John Meluso, PhD

OCEAN Postdoctoral Fellow at the Vermont Complex Systems Center

Systems theorist studying topics in Management & Organizations, Communication, and Diversity as Complex Systems. Primary methodological strengths include agent-based modeling, network science, interviewing, and surveying.


Education

PhD, University of Michigan, 2020
MS, University of Michigan, 2017
BS, Cornell University, 2014


Description of Research

Whether we study product quality, organization design, or diversity, we can best make sense of how micro-level communication yields macro-level organizational outcomes through systems theory—a body of inquiry at the intersection of organizational theory, communication studies, sociology, and complex systems. My research integrates techniques from these disciplines to answer: How do organizational outcomes emerge from communication networks? And how can we leverage systems theory to improve those outcomes? My work uncovers patterns of organizational communication in practice using a mixed method approach that combines semi-structured interviews with surveys. Informed by these patterns, I then simulate how networked communication affects organizational outcomes by constructing agent-based models (ABMs). Together, these methods form a powerful suite of tools for understanding and improving organizations. For example, my recent studies of a Fortune 500 firm used this approach to identify a consequential case of strategic communication in a new product development process that degrades organizational performance. From this insight, my current work demonstrates a novel network-theoretic limit to the benefits of strategic ambiguity with implications for theory and practice. In another project, I show that networked socialization processes create and perpetuate toxic organizational cultures that bolster the glass ceiling; however, my findings also imply solutions for breaking through.
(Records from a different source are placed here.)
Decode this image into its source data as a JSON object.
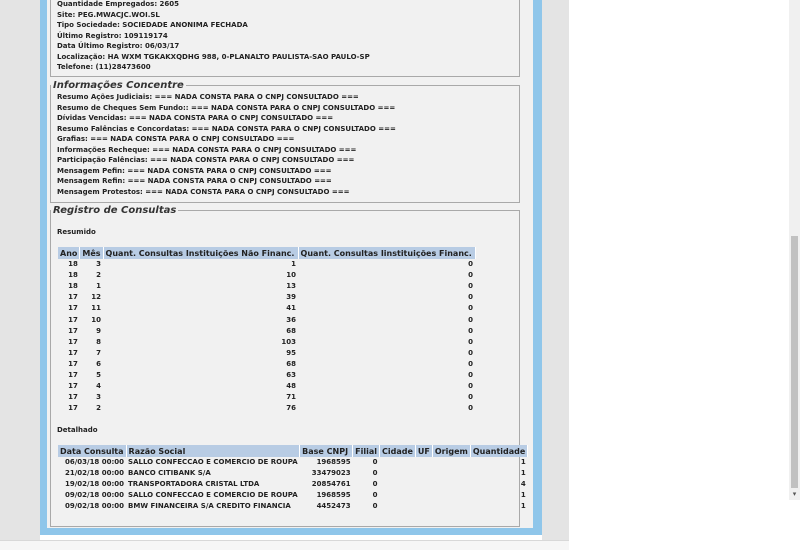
{
  "company": {
    "lines": [
      "Quantidade Empregados: 2605",
      "Site: PEG.MWACJC.WOI.SL",
      "Tipo Sociedade: SOCIEDADE ANONIMA FECHADA",
      "Último Registro: 109119174",
      "Data Último Registro: 06/03/17",
      "Localização: HA WXM TGKAKXQDHG 988, 0-PLANALTO PAULISTA-SAO PAULO-SP",
      "Telefone: (11)28473600"
    ]
  },
  "concentre": {
    "legend": "Informações Concentre",
    "lines": [
      "Resumo Ações Judiciais: === NADA CONSTA PARA O CNPJ CONSULTADO ===",
      "Resumo de Cheques Sem Fundo:: === NADA CONSTA PARA O CNPJ CONSULTADO ===",
      "Dívidas Vencidas: === NADA CONSTA PARA O CNPJ CONSULTADO ===",
      "Resumo Falências e Concordatas: === NADA CONSTA PARA O CNPJ CONSULTADO ===",
      "Grafias: === NADA CONSTA PARA O CNPJ CONSULTADO ===",
      "Informações Recheque: === NADA CONSTA PARA O CNPJ CONSULTADO ===",
      "Participação Falências: === NADA CONSTA PARA O CNPJ CONSULTADO ===",
      "Mensagem Pefin: === NADA CONSTA PARA O CNPJ CONSULTADO ===",
      "Mensagem Refin: === NADA CONSTA PARA O CNPJ CONSULTADO ===",
      "Mensagem Protestos: === NADA CONSTA PARA O CNPJ CONSULTADO ==="
    ]
  },
  "consultas": {
    "legend": "Registro de Consultas",
    "resumido_label": "Resumido",
    "detalhado_label": "Detalhado",
    "resumido_headers": [
      "Ano",
      "Mês",
      "Quant. Consultas Instituições Não Financ.",
      "Quant. Consultas Iinstituições Financ."
    ],
    "resumido_rows": [
      [
        "18",
        "3",
        "1",
        "0"
      ],
      [
        "18",
        "2",
        "10",
        "0"
      ],
      [
        "18",
        "1",
        "13",
        "0"
      ],
      [
        "17",
        "12",
        "39",
        "0"
      ],
      [
        "17",
        "11",
        "41",
        "0"
      ],
      [
        "17",
        "10",
        "36",
        "0"
      ],
      [
        "17",
        "9",
        "68",
        "0"
      ],
      [
        "17",
        "8",
        "103",
        "0"
      ],
      [
        "17",
        "7",
        "95",
        "0"
      ],
      [
        "17",
        "6",
        "68",
        "0"
      ],
      [
        "17",
        "5",
        "63",
        "0"
      ],
      [
        "17",
        "4",
        "48",
        "0"
      ],
      [
        "17",
        "3",
        "71",
        "0"
      ],
      [
        "17",
        "2",
        "76",
        "0"
      ]
    ],
    "detalhado_headers": [
      "Data Consulta",
      "Razão Social",
      "Base CNPJ",
      "Filial",
      "Cidade",
      "UF",
      "Origem",
      "Quantidade"
    ],
    "detalhado_rows": [
      [
        "06/03/18 00:00",
        "SALLO CONFECCAO E COMERCIO DE ROUPA",
        "1968595",
        "0",
        "",
        "",
        "",
        "1"
      ],
      [
        "21/02/18 00:00",
        "BANCO CITIBANK S/A",
        "33479023",
        "0",
        "",
        "",
        "",
        "1"
      ],
      [
        "19/02/18 00:00",
        "TRANSPORTADORA CRISTAL LTDA",
        "20854761",
        "0",
        "",
        "",
        "",
        "4"
      ],
      [
        "09/02/18 00:00",
        "SALLO CONFECCAO E COMERCIO DE ROUPA",
        "1968595",
        "0",
        "",
        "",
        "",
        "1"
      ],
      [
        "09/02/18 00:00",
        "BMW FINANCEIRA S/A CREDITO FINANCIA",
        "4452473",
        "0",
        "",
        "",
        "",
        "1"
      ]
    ]
  }
}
Postdoctoral Advisors

  • James Bagrow, Associate Professor of Mathematics & Statistics, University of Vermont

  • Laurent Hébert-Dufresne, Assistant Professor of Computer Science, University of Vermont


Dissertation Committee

  • Jesse Austin-Breneman (advisor), Assistant Professor of Mechanical Engineering

  • Jose Uribe (co-advisor), Assistant Professor of Management & Organizations

  • Scott Page, John Seely Prown Distinguished University Professor of Complexity, Social Science, and Management

  • Lynette Shaw, Assistant Professor of Complex Systems


Publications

  1. Meluso, J., Hébert-Dufresne, L., Bagrow, J., & Razzante, R. Masculinity Contest Cultures and Inclusive Cultures: Insights From an Agent-Based Model of Organizational Socialization and Promotion. In Review. https://bit.ly/meluso-et-al-mcc-ic

  2. Meluso, J., Johnson, S., & Bargrow, J. Making Virtual Teams Work: Redesigning Virtual Collaboration for the Future. Working Paper. https://doi.org/10.31235/osf.io/wehsk

  3. Carnahan, S., Uribe, J., Meluso, J., & Austin-Breneman, J. Do Employee Absences Help Managers Evaluate Individual Contributions to Team Production? Evidence from Plant Productivity Data. Working Paper

  4. Meluso, J., Austin-Breneman, J., & Uribe, J. (2019). Estimate Uncertainty: Miscommunication About Definitions of Engineering Terminology. Journal of Mechanical Design. https://doi.org/10.1115/1.4045671

  5. Meluso, J., Austin-Breneman, J., and Shaw, L. (2019). “An Agent-Based Model of Miscommunication in Complex System Engineering Organizations,” IEEE Systems Journal, pp. 1–12. https://doi.org/10.1109/JSYST.2019.2940864

  6. Meluso, J., & Austin-Breneman, J. (2018). Gaming the System: An Agent-Based Model of Estimation Strategies and their Effects on System Performance. Journal of Mechanical Design, 140(12), 121101–121109. http://dx.doi.org/10.1115/1.4039494

  7. Meluso, J., & Austin-Breneman, J. (2017). Gaming the System: An Agent-Based Model of Estimation Strategies and Their Effects on System Performance. In Proceedings of the ASME 2017 International Design Engineering Technical Conferences & Computers and Information in Engineering Conference (Vol. 2A-2017, p. V02AT03A050). Cleveland, Ohio. https://doi.org/10.1115/DETC2017-68202

  8. Meluso, J., Crough, R., & Francisco, K. (2016). Application of Design Ethnography to Identify the Database as a Mechanism of Effective Communication in Systems Engineering. FPET 2016 Conference Proceedings.

  9. Evans, R., & Meluso, J. (2013). Exploring the “how of engineering competence”: Using service-learning projects in an engineering communications course to facilitate the professional practice of undergraduate engineering students. ICEE/ICIT-2013 Conference Proceedings.